> **Problem**
Once you have read the entries, copy all of them exactly.

(Dataset extract Opens)

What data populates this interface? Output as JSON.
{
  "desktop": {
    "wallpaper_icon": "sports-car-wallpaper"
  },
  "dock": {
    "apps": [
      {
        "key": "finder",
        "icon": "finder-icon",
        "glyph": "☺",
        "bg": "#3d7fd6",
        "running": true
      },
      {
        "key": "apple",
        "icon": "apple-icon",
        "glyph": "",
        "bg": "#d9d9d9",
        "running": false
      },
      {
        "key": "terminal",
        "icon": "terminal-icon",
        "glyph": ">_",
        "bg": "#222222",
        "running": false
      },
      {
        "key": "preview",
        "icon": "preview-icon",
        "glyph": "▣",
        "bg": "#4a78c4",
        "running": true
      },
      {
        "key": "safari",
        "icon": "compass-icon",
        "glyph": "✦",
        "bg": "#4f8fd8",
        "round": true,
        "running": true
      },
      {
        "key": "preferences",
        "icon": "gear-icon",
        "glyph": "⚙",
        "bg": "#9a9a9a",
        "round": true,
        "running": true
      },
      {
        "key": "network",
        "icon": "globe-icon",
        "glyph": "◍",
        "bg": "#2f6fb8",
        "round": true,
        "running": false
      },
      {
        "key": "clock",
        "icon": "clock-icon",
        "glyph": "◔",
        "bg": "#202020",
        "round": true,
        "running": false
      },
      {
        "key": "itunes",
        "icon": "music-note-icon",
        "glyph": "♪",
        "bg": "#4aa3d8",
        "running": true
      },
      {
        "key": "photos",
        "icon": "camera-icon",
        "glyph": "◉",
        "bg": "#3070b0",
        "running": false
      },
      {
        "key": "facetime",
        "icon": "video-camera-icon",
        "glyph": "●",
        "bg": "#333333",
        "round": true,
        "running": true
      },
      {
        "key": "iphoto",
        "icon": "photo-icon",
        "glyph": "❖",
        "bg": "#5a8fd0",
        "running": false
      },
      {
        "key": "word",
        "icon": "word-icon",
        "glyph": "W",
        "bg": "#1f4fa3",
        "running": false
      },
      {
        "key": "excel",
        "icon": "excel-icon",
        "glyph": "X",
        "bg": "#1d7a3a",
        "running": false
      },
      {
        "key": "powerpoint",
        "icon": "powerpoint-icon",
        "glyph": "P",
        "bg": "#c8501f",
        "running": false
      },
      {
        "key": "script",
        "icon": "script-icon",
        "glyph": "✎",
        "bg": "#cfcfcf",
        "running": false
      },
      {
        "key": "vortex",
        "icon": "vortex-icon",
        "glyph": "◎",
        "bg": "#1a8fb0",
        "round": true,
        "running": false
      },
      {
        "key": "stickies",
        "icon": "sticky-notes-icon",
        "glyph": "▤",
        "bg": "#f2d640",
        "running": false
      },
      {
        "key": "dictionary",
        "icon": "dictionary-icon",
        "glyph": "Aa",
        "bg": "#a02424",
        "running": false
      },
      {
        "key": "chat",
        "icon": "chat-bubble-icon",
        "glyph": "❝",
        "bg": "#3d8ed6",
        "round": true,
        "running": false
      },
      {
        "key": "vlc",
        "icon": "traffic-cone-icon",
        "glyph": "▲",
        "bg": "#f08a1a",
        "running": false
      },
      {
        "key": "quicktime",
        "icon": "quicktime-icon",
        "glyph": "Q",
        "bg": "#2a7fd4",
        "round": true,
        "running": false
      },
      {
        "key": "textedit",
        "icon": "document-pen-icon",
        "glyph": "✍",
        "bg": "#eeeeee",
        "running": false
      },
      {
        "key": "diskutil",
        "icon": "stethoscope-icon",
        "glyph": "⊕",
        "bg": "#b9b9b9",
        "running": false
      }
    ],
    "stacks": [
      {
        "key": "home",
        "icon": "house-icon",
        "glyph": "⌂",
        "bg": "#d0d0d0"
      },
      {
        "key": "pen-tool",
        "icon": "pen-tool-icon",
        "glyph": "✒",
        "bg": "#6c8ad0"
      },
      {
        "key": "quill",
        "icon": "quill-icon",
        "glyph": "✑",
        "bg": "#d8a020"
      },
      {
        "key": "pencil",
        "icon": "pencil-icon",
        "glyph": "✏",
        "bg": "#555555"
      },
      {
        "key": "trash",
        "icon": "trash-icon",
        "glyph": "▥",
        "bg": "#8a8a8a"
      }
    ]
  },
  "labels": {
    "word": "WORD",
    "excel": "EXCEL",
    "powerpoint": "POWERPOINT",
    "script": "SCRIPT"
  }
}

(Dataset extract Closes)

> **Exercise answer**
What data populates this interface? Output as JSON.
{
  "desktop": {
    "wallpaper_icon": "sports-car-wallpaper"
  },
  "dock": {
    "apps": [
      {
        "key": "finder",
        "icon": "finder-icon",
        "glyph": "☺",
        "bg": "#3d7fd6",
        "running": true
      },
      {
        "key": "apple",
        "icon": "apple-icon",
        "glyph": "",
        "bg": "#d9d9d9",
        "running": false
      },
      {
        "key": "terminal",
        "icon": "terminal-icon",
        "glyph": ">_",
        "bg": "#222222",
        "running": false
      },
      {
        "key": "preview",
        "icon": "preview-icon",
        "glyph": "▣",
        "bg": "#4a78c4",
        "running": true
      },
      {
        "key": "safari",
        "icon": "compass-icon",
        "glyph": "✦",
        "bg": "#4f8fd8",
        "round": true,
        "running": true
      },
      {
        "key": "preferences",
        "icon": "gear-icon",
        "glyph": "⚙",
        "bg": "#9a9a9a",
        "round": true,
        "running": true
      },
      {
        "key": "network",
        "icon": "globe-icon",
        "glyph": "◍",
        "bg": "#2f6fb8",
        "round": true,
        "running": false
      },
      {
        "key": "clock",
        "icon": "clock-icon",
        "glyph": "◔",
        "bg": "#202020",
        "round": true,
        "running": false
      },
      {
        "key": "itunes",
        "icon": "music-note-icon",
        "glyph": "♪",
        "bg": "#4aa3d8",
        "running": true
      },
      {
        "key": "photos",
        "icon": "camera-icon",
        "glyph": "◉",
        "bg": "#3070b0",
        "running": false
      },
      {
        "key": "facetime",
        "icon": "video-camera-icon",
        "glyph": "●",
        "bg": "#333333",
        "round": true,
        "running": true
      },
      {
        "key": "iphoto",
        "icon": "photo-icon",
        "glyph": "❖",
        "bg": "#5a8fd0",
        "running": false
      },
      {
        "key": "word",
        "icon": "word-icon",
        "glyph": "W",
        "bg": "#1f4fa3",
        "running": false
      },
      {
        "key": "excel",
        "icon": "excel-icon",
        "glyph": "X",
        "bg": "#1d7a3a",
        "running": false
      },
      {
        "key": "powerpoint",
        "icon": "powerpoint-icon",
        "glyph": "P",
        "bg": "#c8501f",
        "running": false
      },
      {
        "key": "script",
        "icon": "script-icon",
        "glyph": "✎",
        "bg": "#cfcfcf",
        "running": false
      },
      {
        "key": "vortex",
        "icon": "vortex-icon",
        "glyph": "◎",
        "bg": "#1a8fb0",
        "round": true,
        "running": false
      },
      {
        "key": "stickies",
        "icon": "sticky-notes-icon",
        "glyph": "▤",
        "bg": "#f2d640",
        "running": false
      },
      {
        "key": "dictionary",
        "icon": "dictionary-icon",
        "glyph": "Aa",
        "bg": "#a02424",
        "running": false
      },
      {
        "key": "chat",
        "icon": "chat-bubble-icon",
        "glyph": "❝",
        "bg": "#3d8ed6",
        "round": true,
        "running": false
      },
      {
        "key": "vlc",
        "icon": "traffic-cone-icon",
        "glyph": "▲",
        "bg": "#f08a1a",
        "running": false
      },
      {
        "key": "quicktime",
        "icon": "quicktime-icon",
        "glyph": "Q",
        "bg": "#2a7fd4",
        "round": true,
        "running": false
      },
      {
        "key": "textedit",
        "icon": "document-pen-icon",
        "glyph": "✍",
        "bg": "#eeeeee",
        "running": false
      },
      {
        "key": "diskutil",
        "icon": "stethoscope-icon",
        "glyph": "⊕",
        "bg": "#b9b9b9",
        "running": false
      }
    ],
    "stacks": [
      {
        "key": "home",
        "icon": "house-icon",
        "glyph": "⌂",
        "bg": "#d0d0d0"
      },
      {
        "key": "pen-tool",
        "icon": "pen-tool-icon",
        "glyph": "✒",
        "bg": "#6c8ad0"
      },
      {
        "key": "quill",
        "icon": "quill-icon",
        "glyph": "✑",
        "bg": "#d8a020"
      },
      {
        "key": "pencil",
        "icon": "pencil-icon",
        "glyph": "✏",
        "bg": "#555555"
      },
      {
        "key": "trash",
        "icon": "trash-icon",
        "glyph": "▥",
        "bg": "#8a8a8a"
      }
    ]
  },
  "labels": {
    "word": "WORD",
    "excel": "EXCEL",
    "powerpoint": "POWERPOINT",
    "script": "SCRIPT"
  }
}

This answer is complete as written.